The problem:
In the entries below, every line with the string "JSON" is to be reported.

Data provided:
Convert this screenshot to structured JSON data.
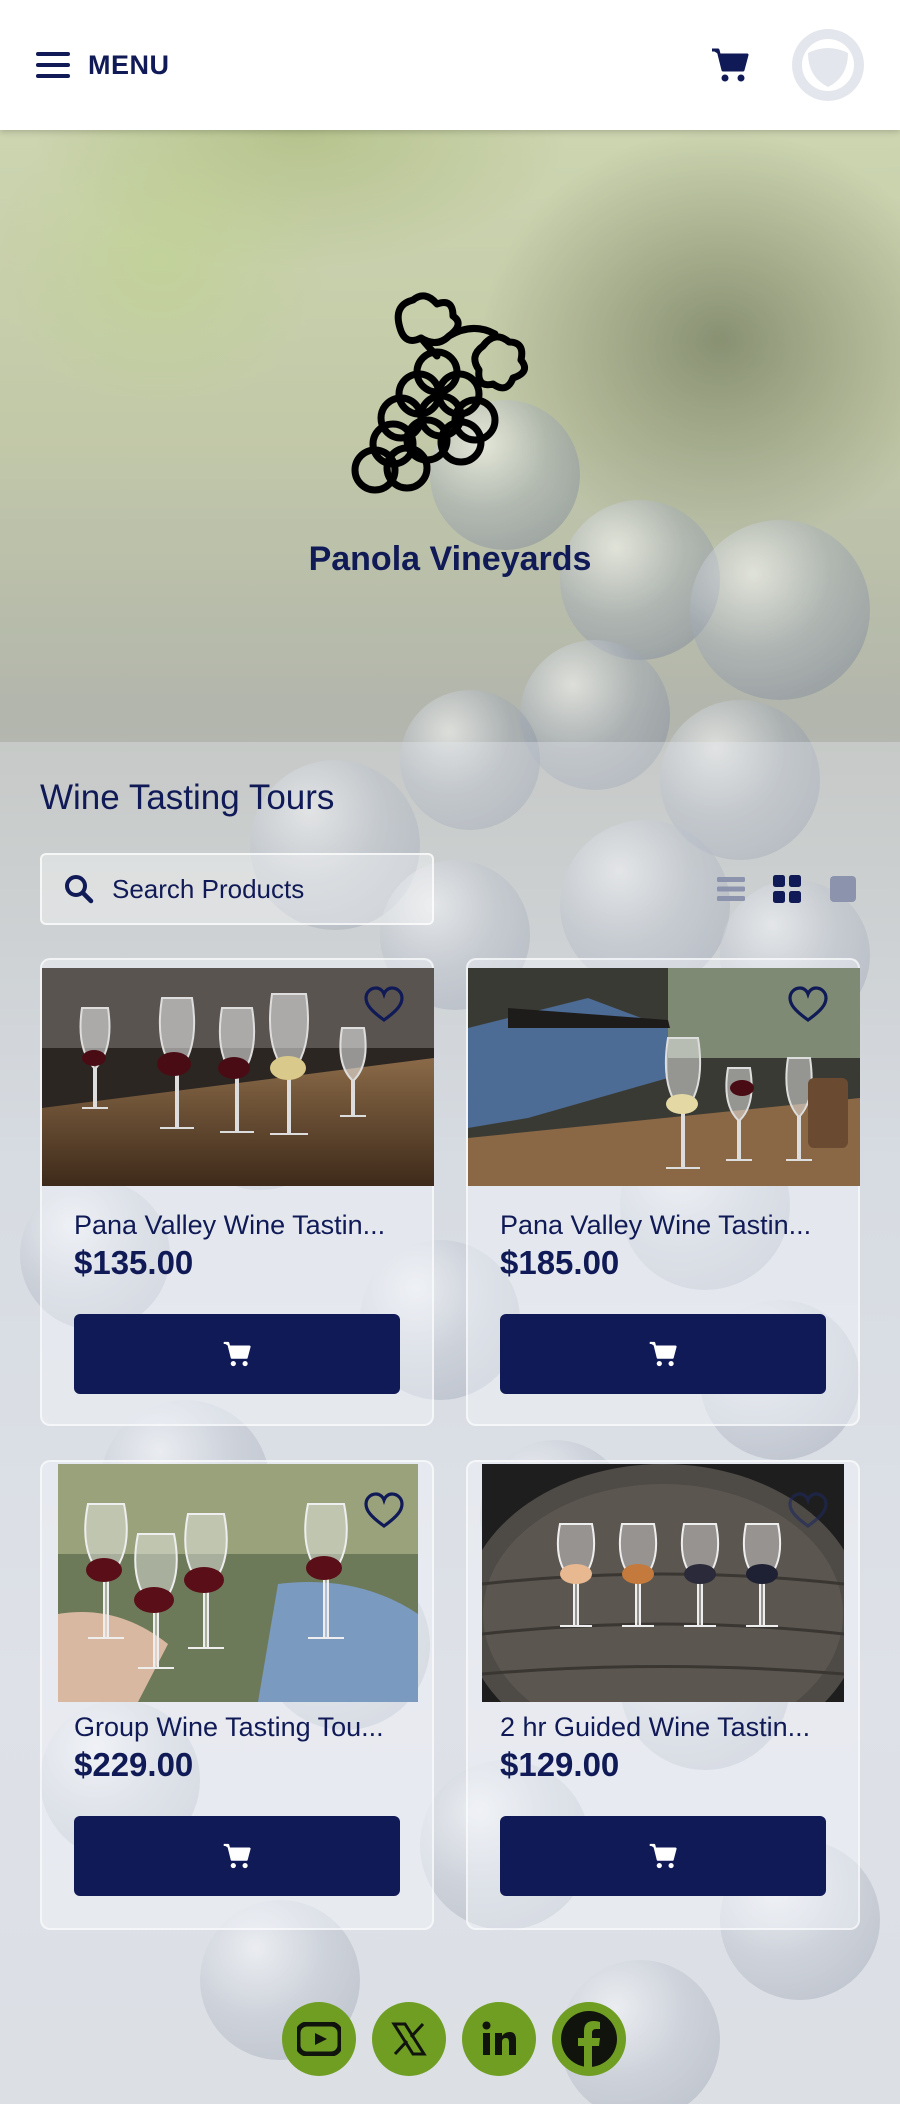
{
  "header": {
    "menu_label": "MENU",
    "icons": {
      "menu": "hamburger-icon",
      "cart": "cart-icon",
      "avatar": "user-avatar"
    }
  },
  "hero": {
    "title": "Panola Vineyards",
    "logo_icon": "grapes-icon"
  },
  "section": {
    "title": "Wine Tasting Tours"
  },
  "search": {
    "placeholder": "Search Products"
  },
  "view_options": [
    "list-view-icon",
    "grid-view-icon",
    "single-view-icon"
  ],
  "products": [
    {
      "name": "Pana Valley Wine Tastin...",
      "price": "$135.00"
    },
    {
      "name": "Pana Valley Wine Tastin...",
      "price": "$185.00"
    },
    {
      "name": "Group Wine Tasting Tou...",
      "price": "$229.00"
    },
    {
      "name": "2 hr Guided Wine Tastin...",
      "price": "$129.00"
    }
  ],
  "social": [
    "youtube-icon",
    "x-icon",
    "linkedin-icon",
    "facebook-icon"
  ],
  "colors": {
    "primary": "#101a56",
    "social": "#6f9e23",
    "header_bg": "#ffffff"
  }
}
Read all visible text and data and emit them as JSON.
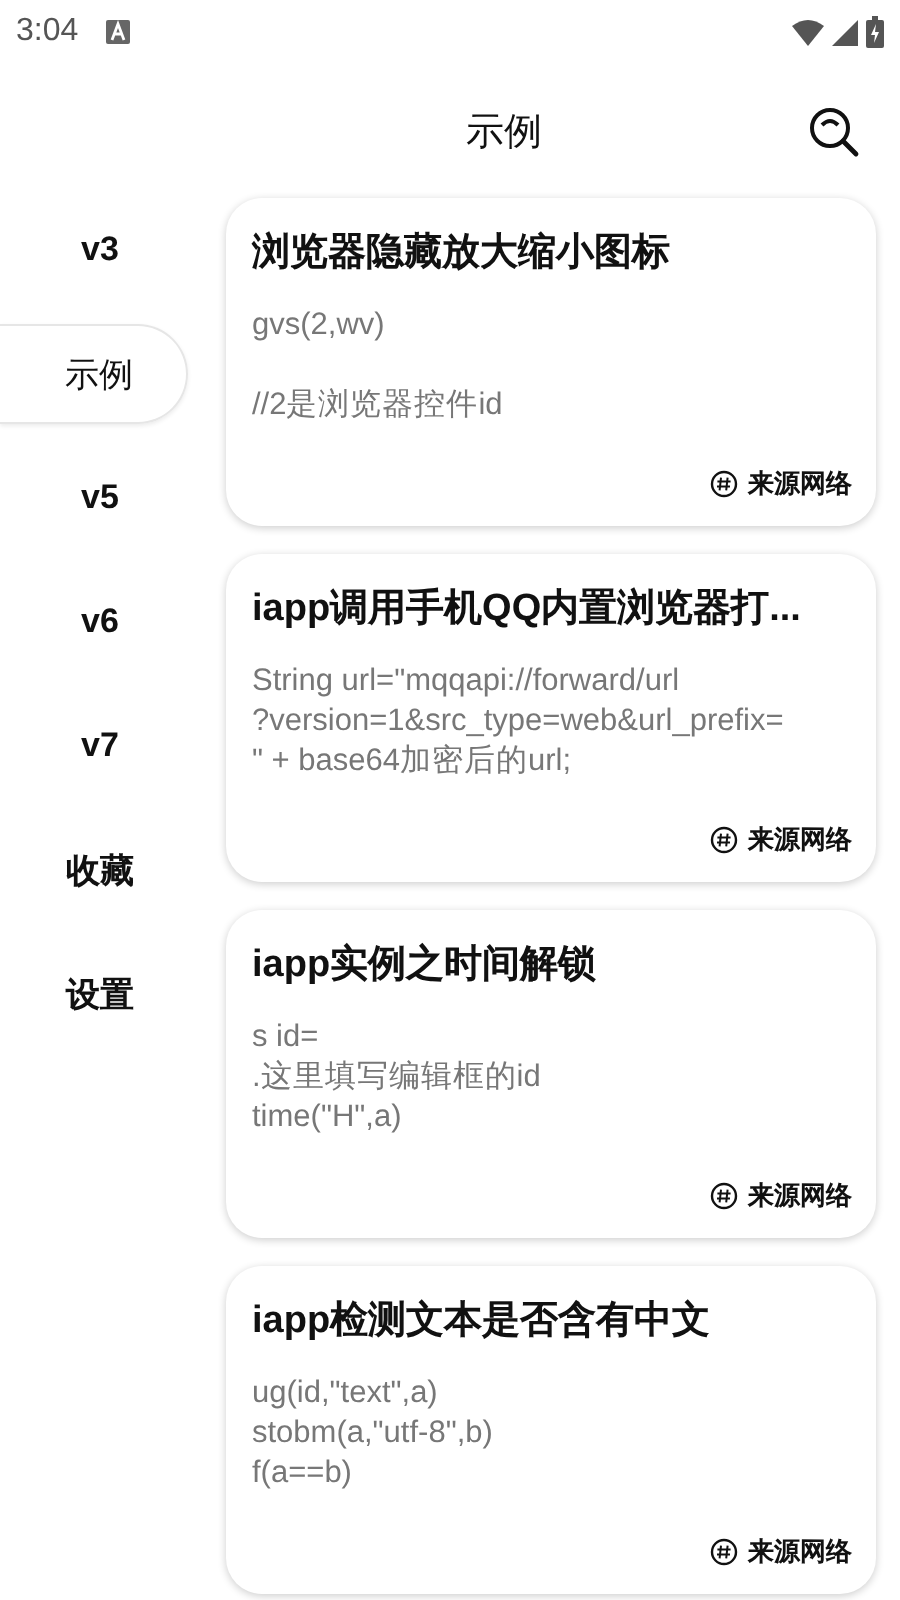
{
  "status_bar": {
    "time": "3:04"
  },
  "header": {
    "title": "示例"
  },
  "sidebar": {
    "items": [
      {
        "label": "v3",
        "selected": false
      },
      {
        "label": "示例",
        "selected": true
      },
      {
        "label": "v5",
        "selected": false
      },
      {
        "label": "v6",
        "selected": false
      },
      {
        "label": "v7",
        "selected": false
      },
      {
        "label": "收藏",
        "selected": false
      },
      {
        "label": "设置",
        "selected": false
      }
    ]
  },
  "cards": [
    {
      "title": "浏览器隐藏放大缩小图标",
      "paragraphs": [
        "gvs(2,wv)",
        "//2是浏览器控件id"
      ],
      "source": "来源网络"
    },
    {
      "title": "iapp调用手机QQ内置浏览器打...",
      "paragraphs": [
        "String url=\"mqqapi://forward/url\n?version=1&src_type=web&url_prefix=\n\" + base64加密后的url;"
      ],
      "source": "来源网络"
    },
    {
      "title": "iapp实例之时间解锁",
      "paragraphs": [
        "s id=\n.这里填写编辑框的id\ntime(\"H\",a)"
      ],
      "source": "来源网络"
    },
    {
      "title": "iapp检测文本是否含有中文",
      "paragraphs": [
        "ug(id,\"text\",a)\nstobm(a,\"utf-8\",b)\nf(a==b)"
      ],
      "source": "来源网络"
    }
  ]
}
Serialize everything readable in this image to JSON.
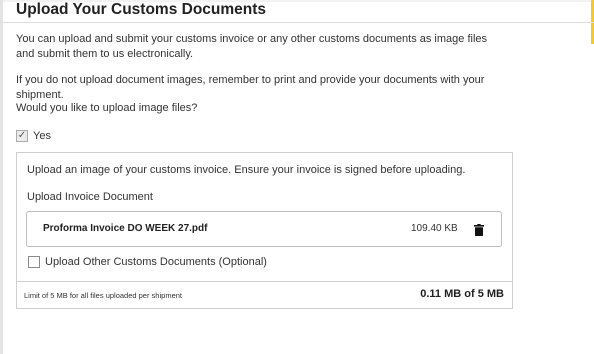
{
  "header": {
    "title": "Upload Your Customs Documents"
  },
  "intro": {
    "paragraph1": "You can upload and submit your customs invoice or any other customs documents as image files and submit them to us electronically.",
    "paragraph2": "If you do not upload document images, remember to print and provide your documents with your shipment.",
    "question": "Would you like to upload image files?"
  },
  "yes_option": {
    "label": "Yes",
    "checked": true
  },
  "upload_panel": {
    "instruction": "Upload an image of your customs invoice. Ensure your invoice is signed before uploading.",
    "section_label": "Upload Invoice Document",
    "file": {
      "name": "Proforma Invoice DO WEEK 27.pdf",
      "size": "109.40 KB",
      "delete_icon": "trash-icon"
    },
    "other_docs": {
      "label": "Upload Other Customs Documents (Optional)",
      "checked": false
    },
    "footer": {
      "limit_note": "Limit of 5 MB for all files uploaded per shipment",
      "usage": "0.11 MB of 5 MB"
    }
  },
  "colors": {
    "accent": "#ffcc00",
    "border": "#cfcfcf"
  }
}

Response below:
Convert this screenshot to structured JSON data.
Read all visible text and data and emit them as JSON.
Serialize everything readable in this image to JSON.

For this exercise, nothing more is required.